As much of the game offers no music, sound design is important in punctuating the tense stillness of the war-torn city. This means the shuddering steps of Wanzers, the squeal of tank treads, and the distant report of gunfire forms the majority of the game's soundscape, effortlessly immersing players in the world. When Hidenori Iwasaki's music does stir to life, it is well composed but doesn't stand out by any means. The repetitive nature of combat does not take away from the few pieces of music on offer, as they seamlessly blend into the action and do not get old beyond the first few notes. The music also brings cutscenes to life, which amplifies solid performances by the voice actors. Their work creates believable characters who are largely grounded despite the convoluted and sometimes unbelievable tale. However, the lack of context for much of the voice mixing can take players out of the game. For example, distance or walls pose no obstacle for crisp sound, and soldiers wearing face masks seem to have no issues being heard. Despite this, and the lack of any truly memorable music, Left Alive's sound work does its job setting the tone for the title.
Unfortunately, despite all the tutorials, sorting out the complex tools at your fingertips is a slog as you fight against the stiff control scheme. What ensues is a clumsy attempt at using stealth that ends up making players feel largely powerless. There is a reason the most recent patch introduced a "Casual" setting and other elements that make the game an easier, more palatable experience. I struggle to imagine anyone on the development team walked away from this one entirely satisfied with their work. I don't mean to make light of the countless hours and effort put into the game, as executing so many of these concepts cannot have been an easy thing. It's simply unfortunate to see so much effort and heart fall horribly flat, as Left Alive contains a lot of great ideas that fail to deliver. In this way, I would argue Left Alive is the purest survival game ever: if you can play to the end, you can survive anything.

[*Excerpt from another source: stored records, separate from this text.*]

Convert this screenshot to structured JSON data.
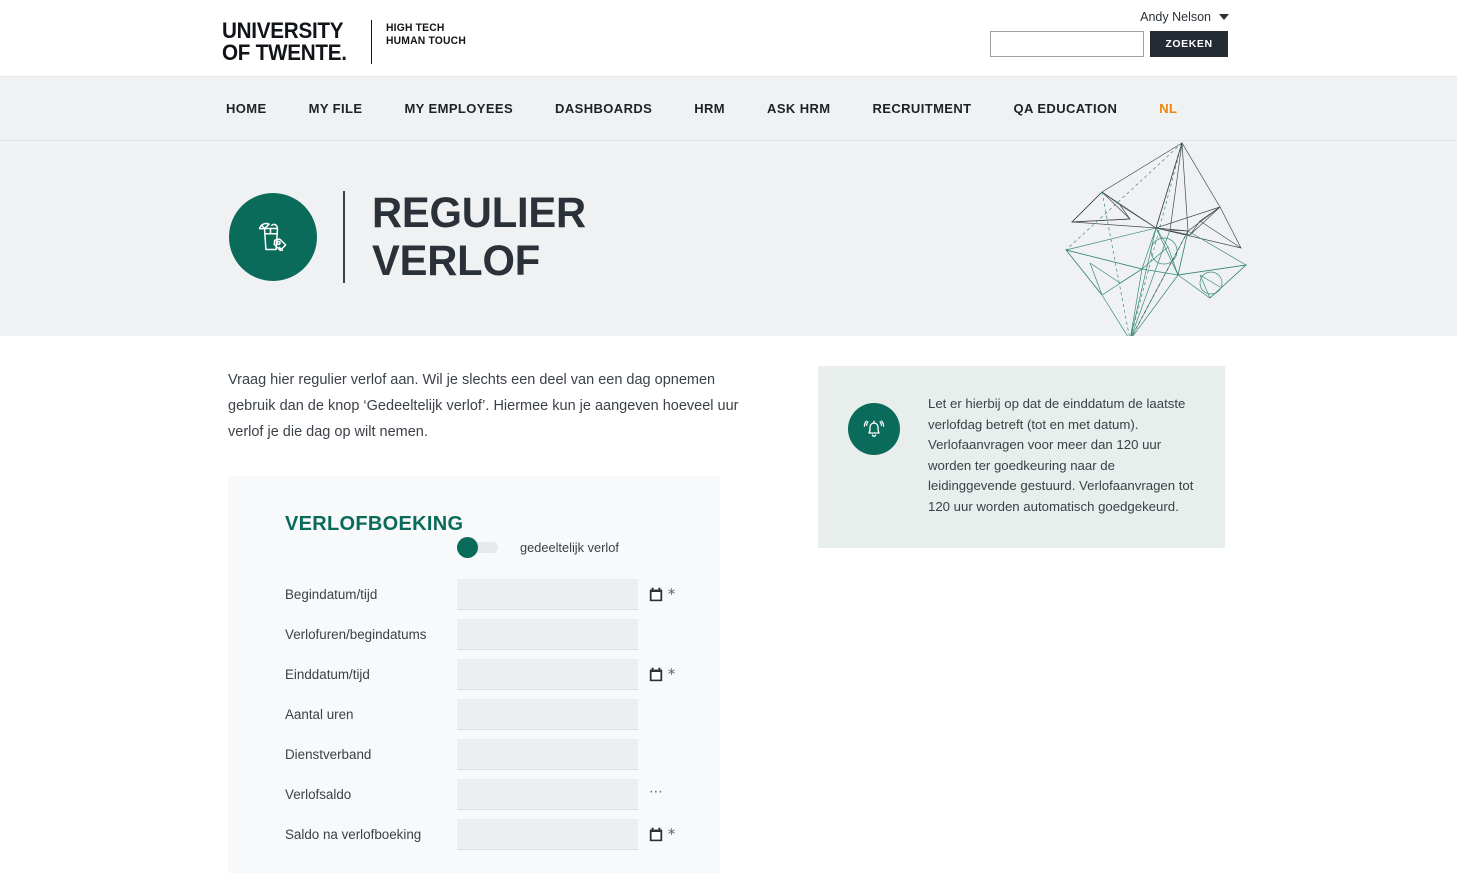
{
  "topbar": {
    "logo_main": "UNIVERSITY\nOF TWENTE.",
    "logo_tagline": "HIGH TECH\nHUMAN TOUCH",
    "user_name": "Andy Nelson",
    "search_value": "",
    "search_placeholder": "",
    "search_button": "ZOEKEN"
  },
  "nav": {
    "items": [
      {
        "label": "HOME",
        "active": false
      },
      {
        "label": "MY FILE",
        "active": false
      },
      {
        "label": "MY EMPLOYEES",
        "active": false
      },
      {
        "label": "DASHBOARDS",
        "active": false
      },
      {
        "label": "HRM",
        "active": false
      },
      {
        "label": "ASK HRM",
        "active": false
      },
      {
        "label": "RECRUITMENT",
        "active": false
      },
      {
        "label": "QA EDUCATION",
        "active": false
      }
    ],
    "language": "NL"
  },
  "hero": {
    "title": "REGULIER\nVERLOF",
    "icon": "cocktail-drink-tag-icon",
    "graphic": "wireframe-star-polyhedron"
  },
  "main": {
    "intro": "Vraag hier regulier verlof aan. Wil je slechts een deel van een dag opnemen gebruik dan de knop ‘Gedeeltelijk verlof’. Hiermee kun je aangeven hoeveel uur verlof je die dag op wilt nemen.",
    "notice": {
      "icon": "bell-icon",
      "text": "Let er hierbij op dat de einddatum de laatste verlofdag betreft (tot en met datum). Verlofaanvragen voor meer dan 120 uur worden ter goedkeuring naar de leidinggevende gestuurd. Verlofaanvragen tot 120 uur worden automatisch goedgekeurd."
    }
  },
  "form": {
    "title": "VERLOFBOEKING",
    "toggle": {
      "label": "gedeeltelijk verlof",
      "state": "off"
    },
    "fields": [
      {
        "label": "Begindatum/tijd",
        "value": "",
        "adorn": "calendar",
        "required": true
      },
      {
        "label": "Verlofuren/begindatums",
        "value": "",
        "adorn": "none",
        "required": false
      },
      {
        "label": "Einddatum/tijd",
        "value": "",
        "adorn": "calendar",
        "required": true
      },
      {
        "label": "Aantal uren",
        "value": "",
        "adorn": "none",
        "required": false
      },
      {
        "label": "Dienstverband",
        "value": "",
        "adorn": "none",
        "required": false
      },
      {
        "label": "Verlofsaldo",
        "value": "",
        "adorn": "ellipsis",
        "required": false
      },
      {
        "label": "Saldo na verlofboeking",
        "value": "",
        "adorn": "calendar",
        "required": true
      }
    ]
  },
  "colors": {
    "brand_green": "#0a6b5b",
    "accent_orange": "#e8870b",
    "dark": "#242b33",
    "band_gray": "#f0f1f3",
    "notice_bg": "#e8eeec",
    "panel_bg": "#f8f9fa",
    "input_bg": "#eceef0"
  }
}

This review is based on a free review copy provided to RPGFan by the developer. This relationship in no way influenced the reviewer's opinion of the game or its final score.